Modeling, which includes developing, testing, and refining models, is a central activity in physics. Well-known examples include everything from the Bohr model of the hydrogen atom to the Standard Model of particle physics. While typically considered a theoretical activity, modelling is most fully represented in the laboratory where measurements of real phenomena intersect with theoretical models, leading to refinement of models and experimental apparatus.
However, experimental physicists use models in complex ways and the process is often not made explicit in physics laboratory courses. We have developed a framework to describe the modeling process in physics laboratory activities.
The framework attempts to abstract and simplify the complex modeling process undertaken by expert experimentalists. The framework can be applied to understand typical processes, such the modeling of the measurement tools, modeling “black boxes,” and signal processing.
We demonstrate that the framework captures several important features of model-based reasoning in a way that can reveal common student difficulties in the lab and guide the development of curricula that emphasize modeling in the laboratory.
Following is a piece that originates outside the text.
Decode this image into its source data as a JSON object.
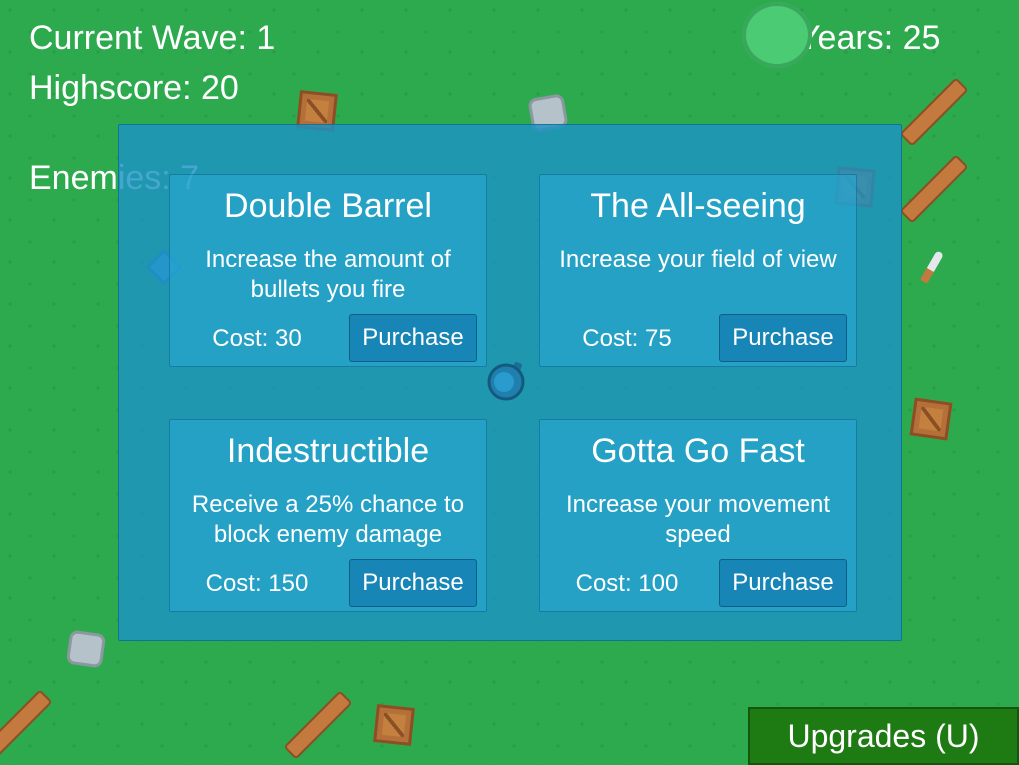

We also use the framework to examine troubleshooting in the lab and guide students to effective methods and strategies.